These findings are from NWEA, a research organization and assessment company that has been tracking the effect of the pandemic on students’ achievement. The group analyzed test results in reading and math from its MAP Growth assessment, with a sample that included about 8 million students across 24,000 schools in grades 3-8.
The test results reaffirm findings from the past few years: The gaps between high-scoring and low-scoring students widened since the beginning of the pandemic.
Most of the growing distance between the highest- and lowest-performing students was driven by decreases at the bottom of the distribution. High-scoring students’ test results dipped a little during the past few years, by about 0.3 points on average. But low-scoring students’ results fell significantly, by 5.2 points on average.
NWEA researchers also looked at the progress students made over the past school year, 2021-22, as many school districts launched initiatives for academic recovery.
First, the good news: Student academic progress during the 2021-22 school did start to rebound. For both higher- and lower-scoring students, student growth during the past school year more closely matched prepandemic trends than growth during the 2020-21 school year.
But even though students at both ends of the distribution are making academic progress, lower-scoring students are making gains at a slower rate than higher-scoring students. (See the NWEA brief for a full breakdown of the data.)
“It’s kind of a double whammy. Lower-achieving students were harder hit in that initial phase of the pandemic, and they’re not achieving as steadily,” said Karyn Lewis, the director for the Center for School and Progress at NWEA and the lead author of the brief. In some areas, she added, lower-achieving students aren’t making progress and gaps are continuing to widen.
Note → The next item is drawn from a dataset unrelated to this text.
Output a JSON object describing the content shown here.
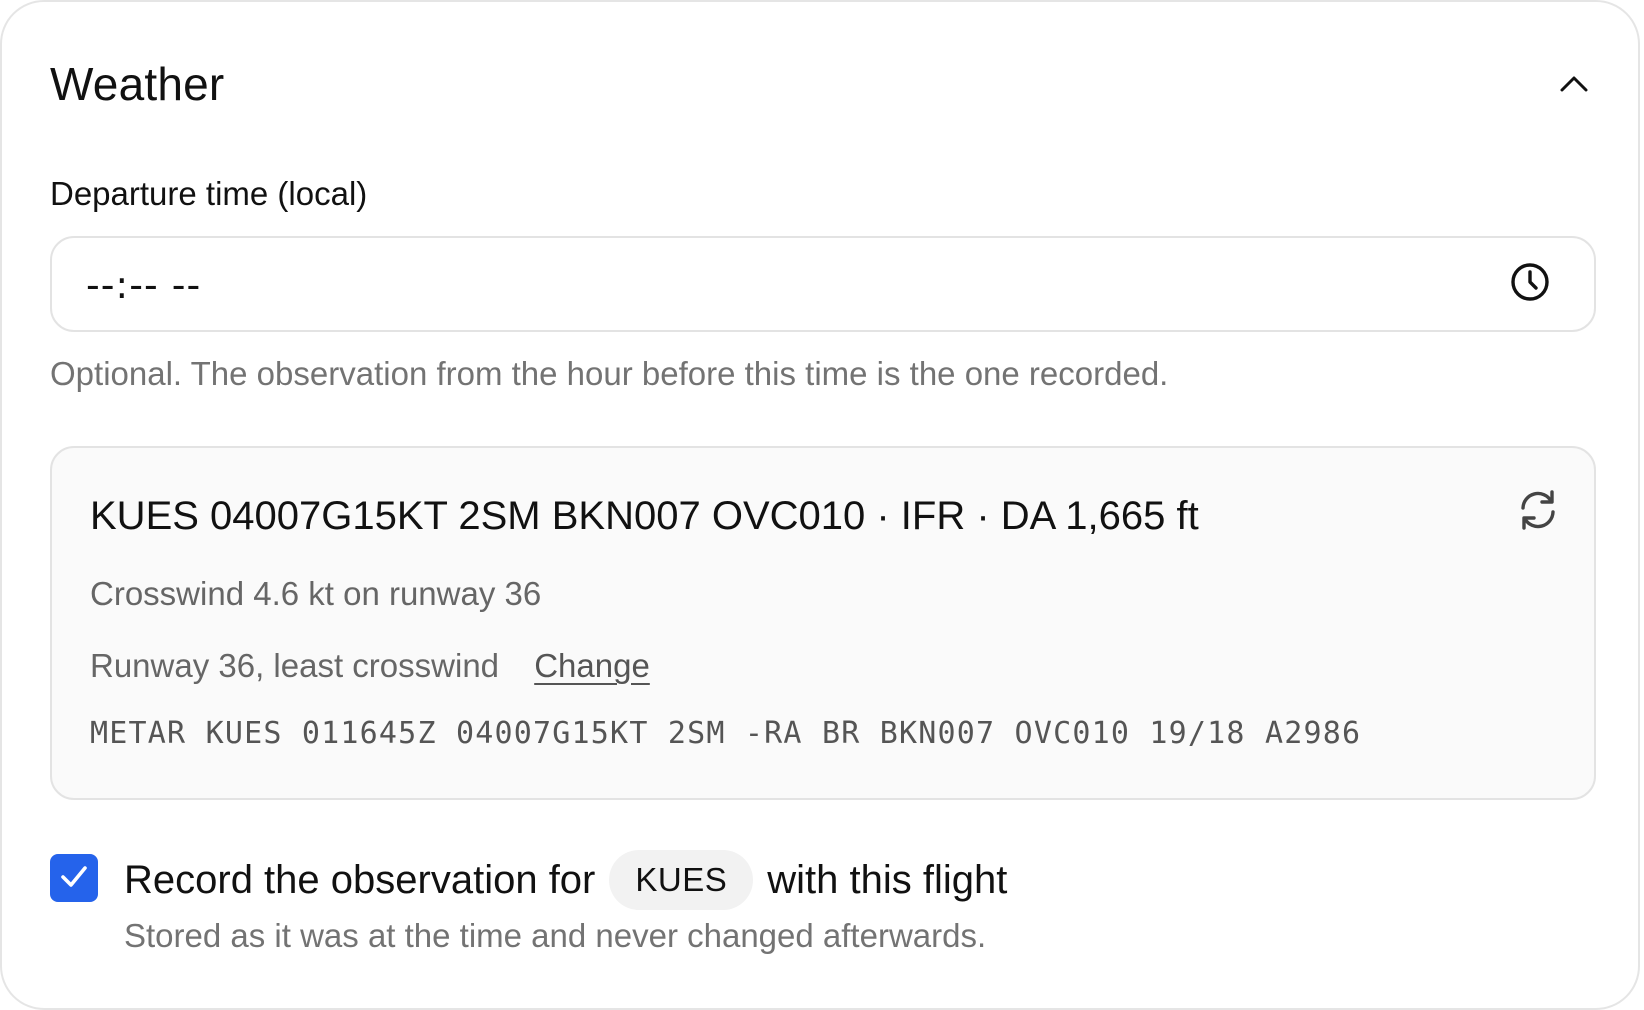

The fact that the effects of the largest educational disruption in recent history haven’t been zeroed out in one year is hardly surprising. Researchers, policymakers, and advocates have repeatedly said that addressing effects on student learning will take time and money.
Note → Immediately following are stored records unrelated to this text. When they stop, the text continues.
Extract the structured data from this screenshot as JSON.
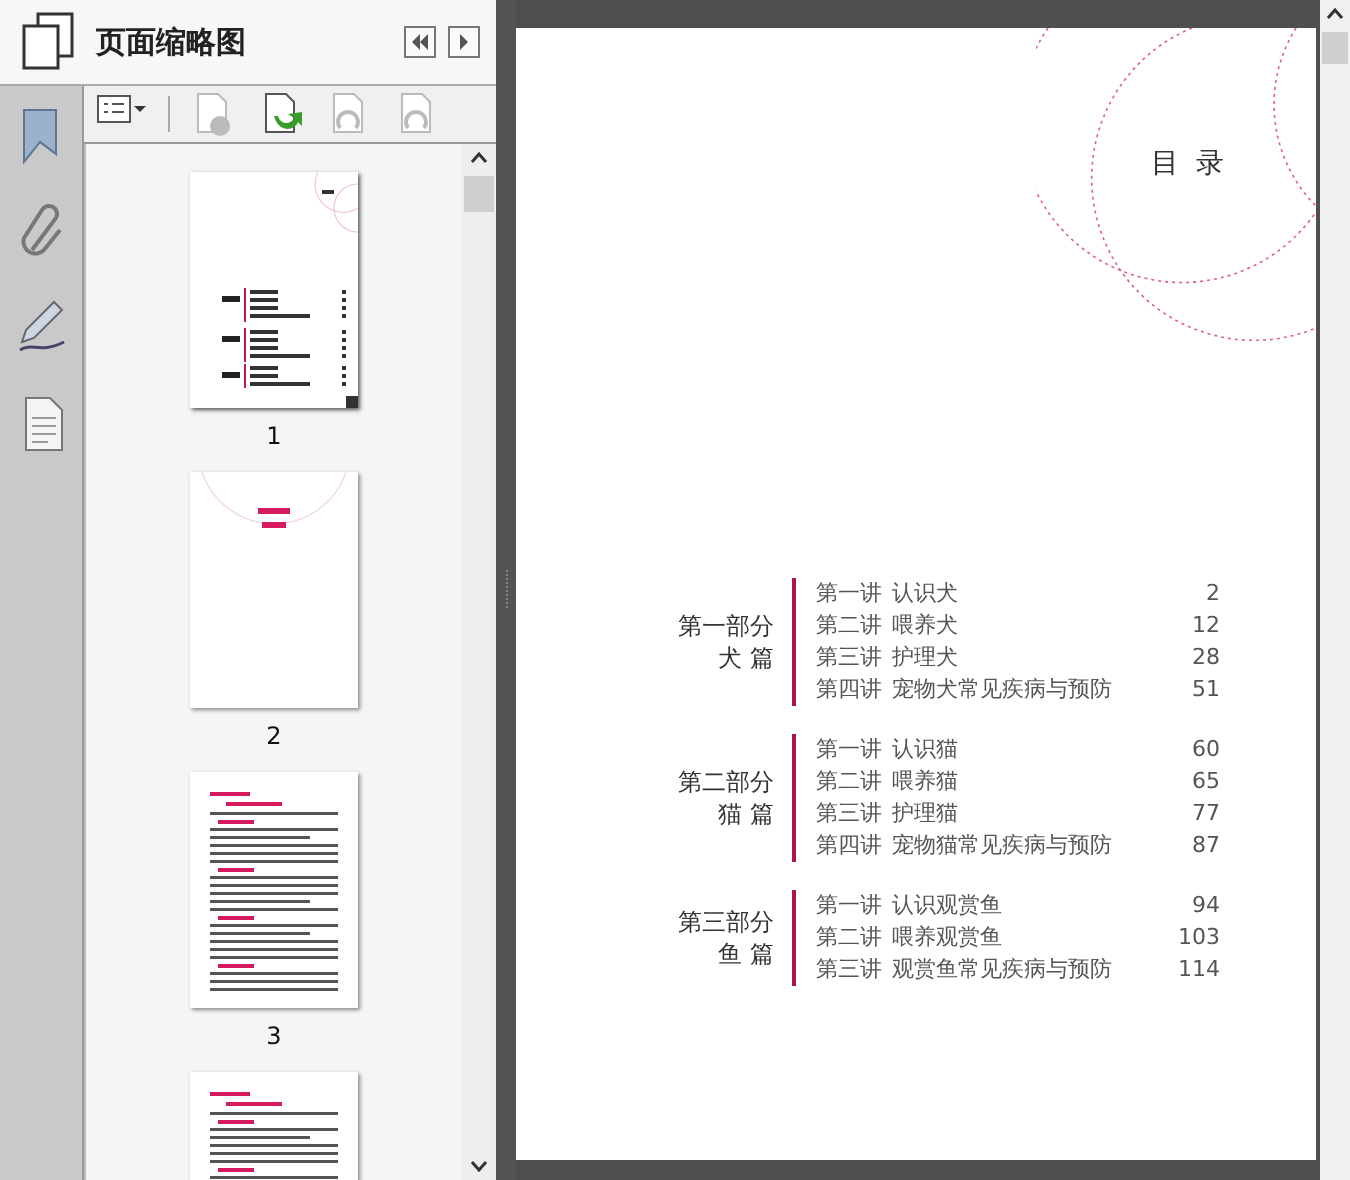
{
  "panel": {
    "title": "页面缩略图"
  },
  "rail_icons": [
    {
      "kind": "bookmark"
    },
    {
      "kind": "attachment"
    },
    {
      "kind": "signature"
    },
    {
      "kind": "page"
    }
  ],
  "toolbar_buttons": [
    {
      "kind": "options",
      "disabled": false
    },
    {
      "kind": "delete",
      "disabled": true
    },
    {
      "kind": "insert",
      "disabled": false
    },
    {
      "kind": "undo",
      "disabled": true
    },
    {
      "kind": "redo",
      "disabled": true
    }
  ],
  "thumbnails": [
    {
      "kind": "toc",
      "label": "1",
      "selected": true
    },
    {
      "kind": "cover",
      "label": "2",
      "selected": false
    },
    {
      "kind": "text",
      "label": "3",
      "selected": false
    },
    {
      "kind": "text",
      "selected": false
    }
  ],
  "document": {
    "title": "目 录",
    "sections": [
      {
        "part": "第一部分",
        "name": "犬 篇",
        "entries": [
          {
            "lecture": "第一讲",
            "title": "认识犬",
            "page": "2"
          },
          {
            "lecture": "第二讲",
            "title": "喂养犬",
            "page": "12"
          },
          {
            "lecture": "第三讲",
            "title": "护理犬",
            "page": "28"
          },
          {
            "lecture": "第四讲",
            "title": "宠物犬常见疾病与预防",
            "page": "51"
          }
        ]
      },
      {
        "part": "第二部分",
        "name": "猫 篇",
        "entries": [
          {
            "lecture": "第一讲",
            "title": "认识猫",
            "page": "60"
          },
          {
            "lecture": "第二讲",
            "title": "喂养猫",
            "page": "65"
          },
          {
            "lecture": "第三讲",
            "title": "护理猫",
            "page": "77"
          },
          {
            "lecture": "第四讲",
            "title": "宠物猫常见疾病与预防",
            "page": "87"
          }
        ]
      },
      {
        "part": "第三部分",
        "name": "鱼 篇",
        "entries": [
          {
            "lecture": "第一讲",
            "title": "认识观赏鱼",
            "page": "94"
          },
          {
            "lecture": "第二讲",
            "title": "喂养观赏鱼",
            "page": "103"
          },
          {
            "lecture": "第三讲",
            "title": "观赏鱼常见疾病与预防",
            "page": "114"
          }
        ]
      }
    ]
  }
}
But the disparities in the pace of recovery mean that district and school leaders need to be intentional about how they target support, Lewis said.
“The implication for district leaders isn’t just, am I offering the right kinds of opportunities [for academic recovery]? But also, am I offering them to the students who have been harmed most?” she said.
Programs for tutoring or other services that require students to opt-in, for example, could run the risk of deepening inequities if only higher-achieving students take advantage of them, Lewis said.
Leaders also need to be cognizant of effect sizes, she said. Many effective academic interventions only move the needle slightly. It’s likely that most students will need layered supports to make significant progress, she added.